While the language and approach may differ slightly, the programmes emerging share some common themes. They all involve the whole school – staff, pupils and parents, as well as the other professionals attached to schools – and aim to cater for all pupils (as well as those with particular needs). Whatever programme is chosen, it’s important to get it right, adds James Park, director of Antidote, an organisation which campaigns for emotional literacy. ‘Schools need a good deal of support,’ he says. ‘Circle time [where children are encouraged to speak about their feelings and respect other’s emotions] can be a wonderful way for young people to learn. It can also be a way of naming and shaming and persecuting individuals. It all depends on the skills teachers are able to bring.’
Family links nurturing programme
A number of voluntary sector initiatives promote emotional literacy, including the Family Links Nurturing Programme. This has been run in three hundred UK primary schools- reaching 50,000 pupils . It was set up in 1992 by former Health Visitor Annette Mountford. Teachers are trained to deliver a structured, 10-week course to promote children’s emotional health.
‘It fits in beautifully with the citizenship and PHSE curriculum,’ she says ‘The programme becomes the basis for the whole school’s behavioural programme.’ Once the teachers are trained, they introduce weekly activities such as circle time, with empathy, respect and taking responsibility for individual choices all figuring large.

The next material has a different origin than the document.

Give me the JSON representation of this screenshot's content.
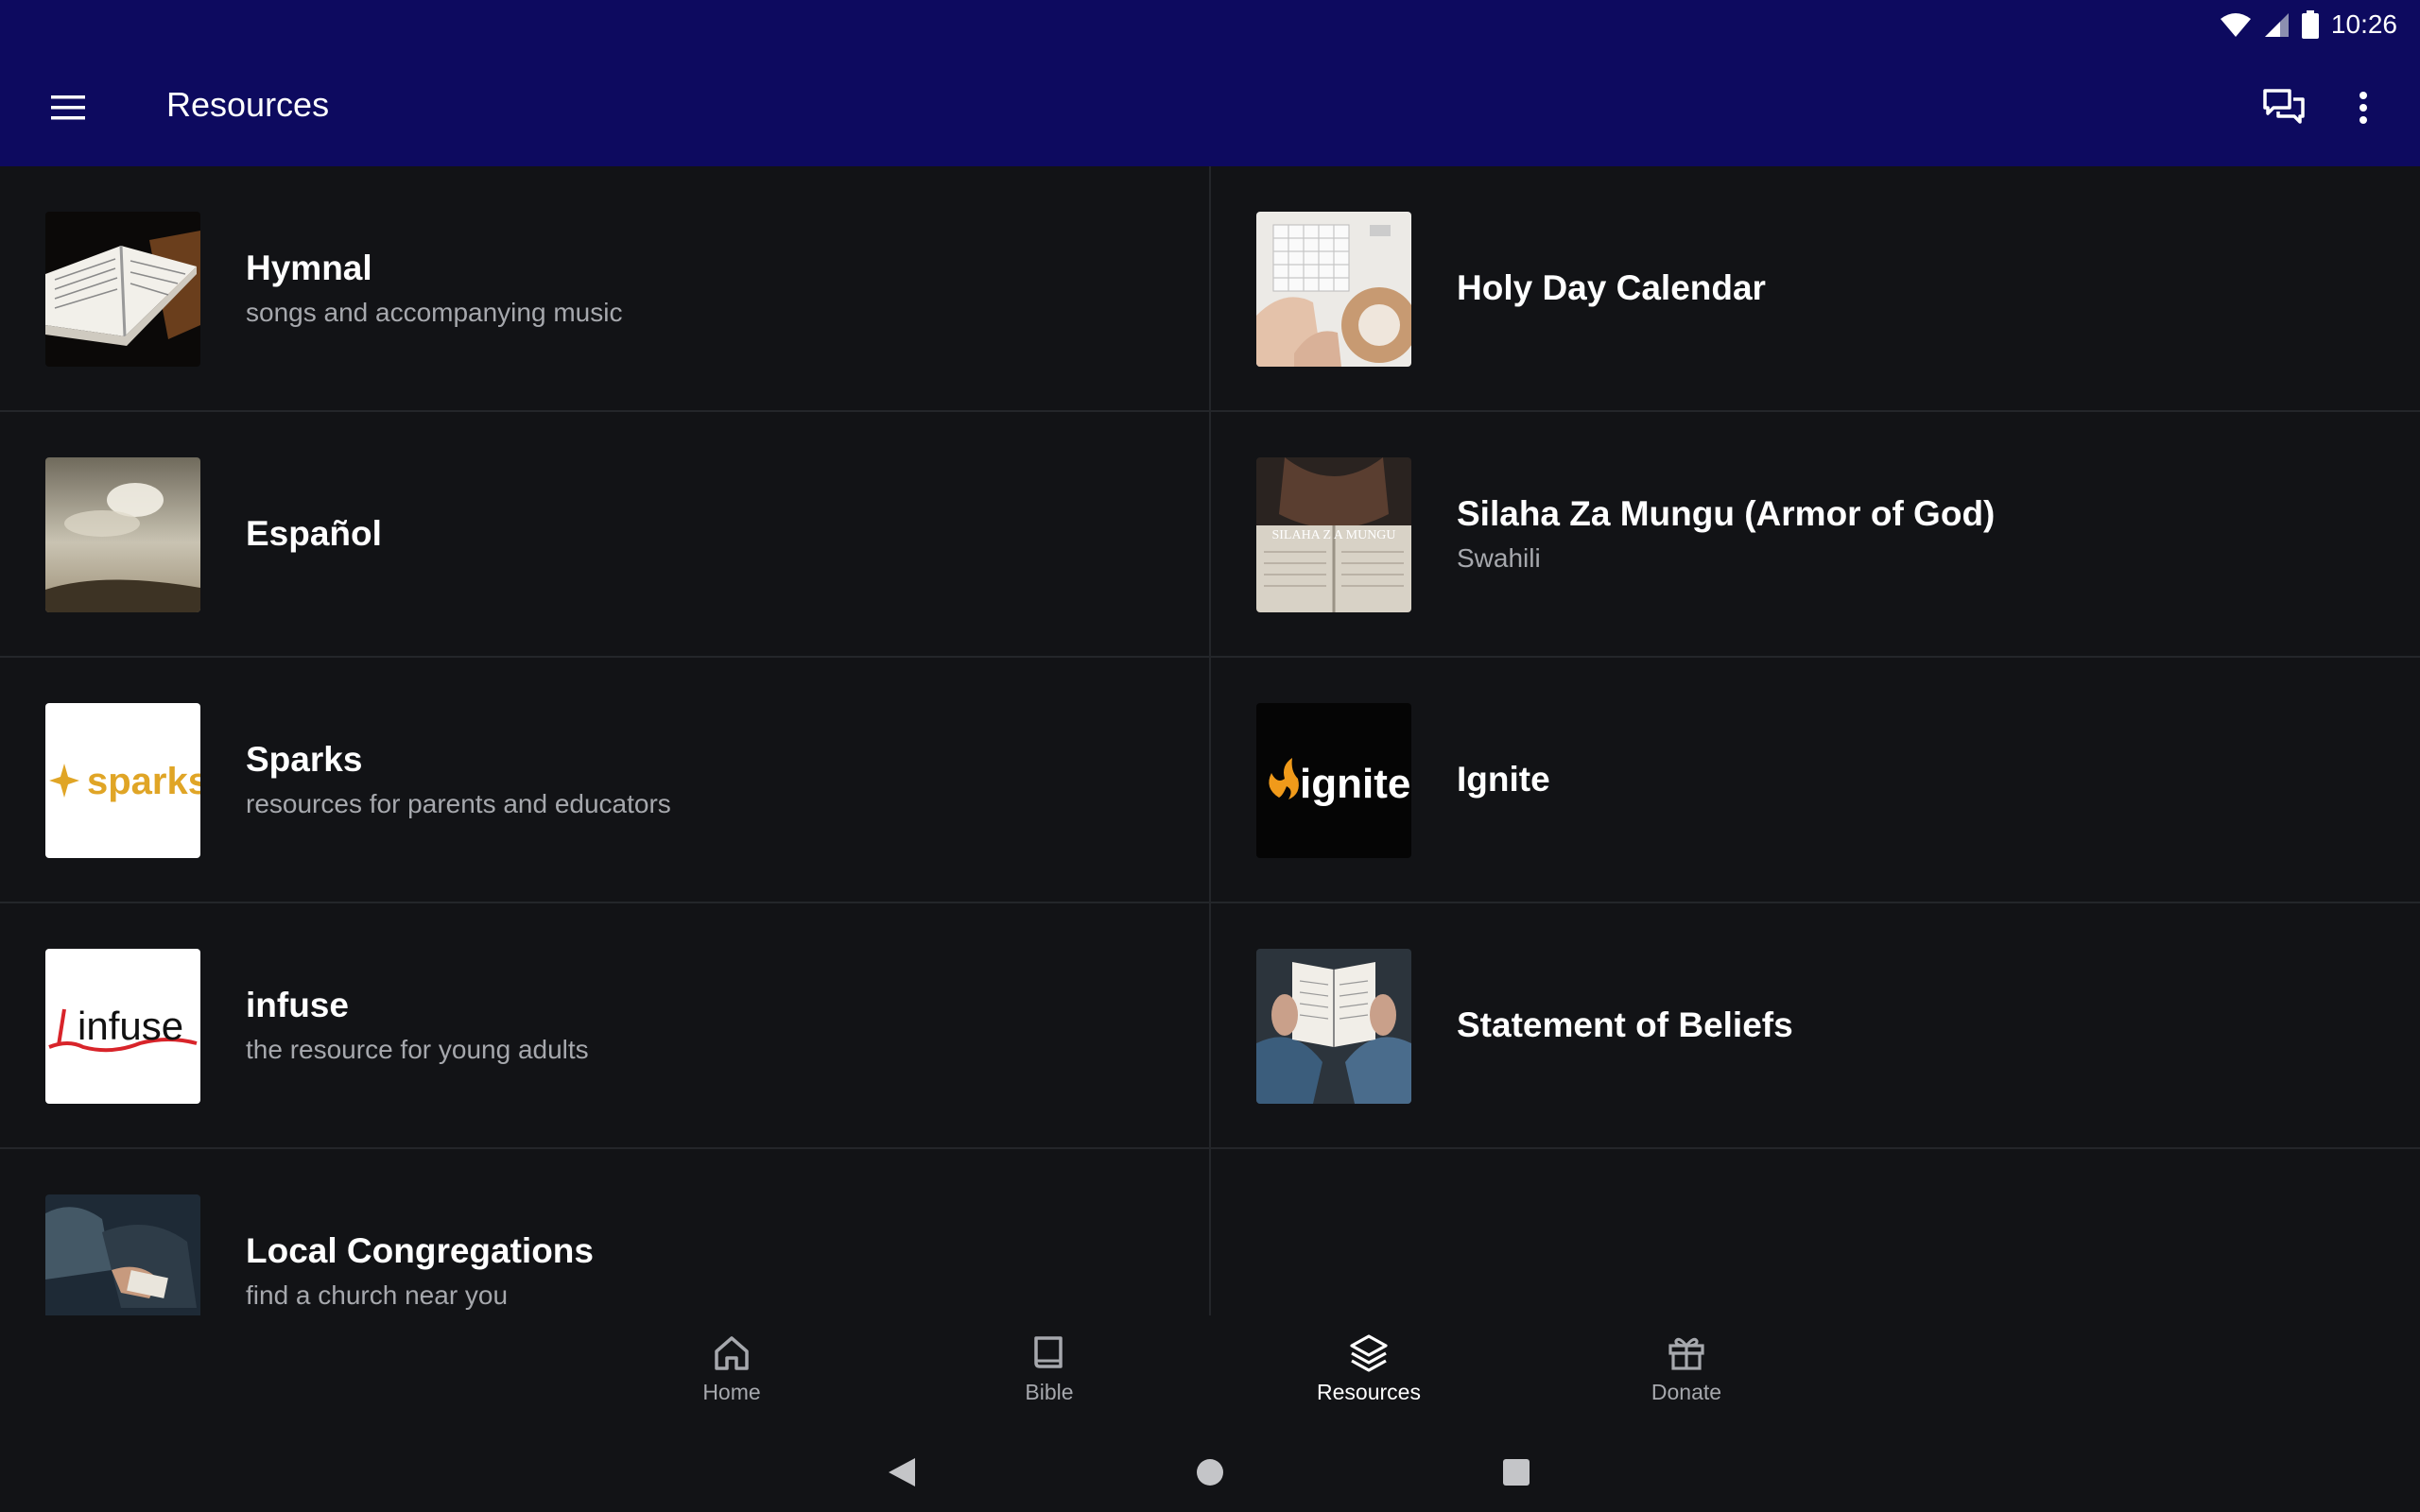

Parental involvement is also crucial. ‘All parents are invited to join a parents’ group – so it’s not just those who are struggling and end up getting labelled lousy parents. They provide a support system and, for my money, they really reinvent the good old village communities, by providing the kind of respectful groups where people can be honest.’
Describing it as ‘good preventive work’, Mountford adds: ‘everybody needs to have good emotional health. This is not just for those who are struggling, it’s for those who are doing well too.’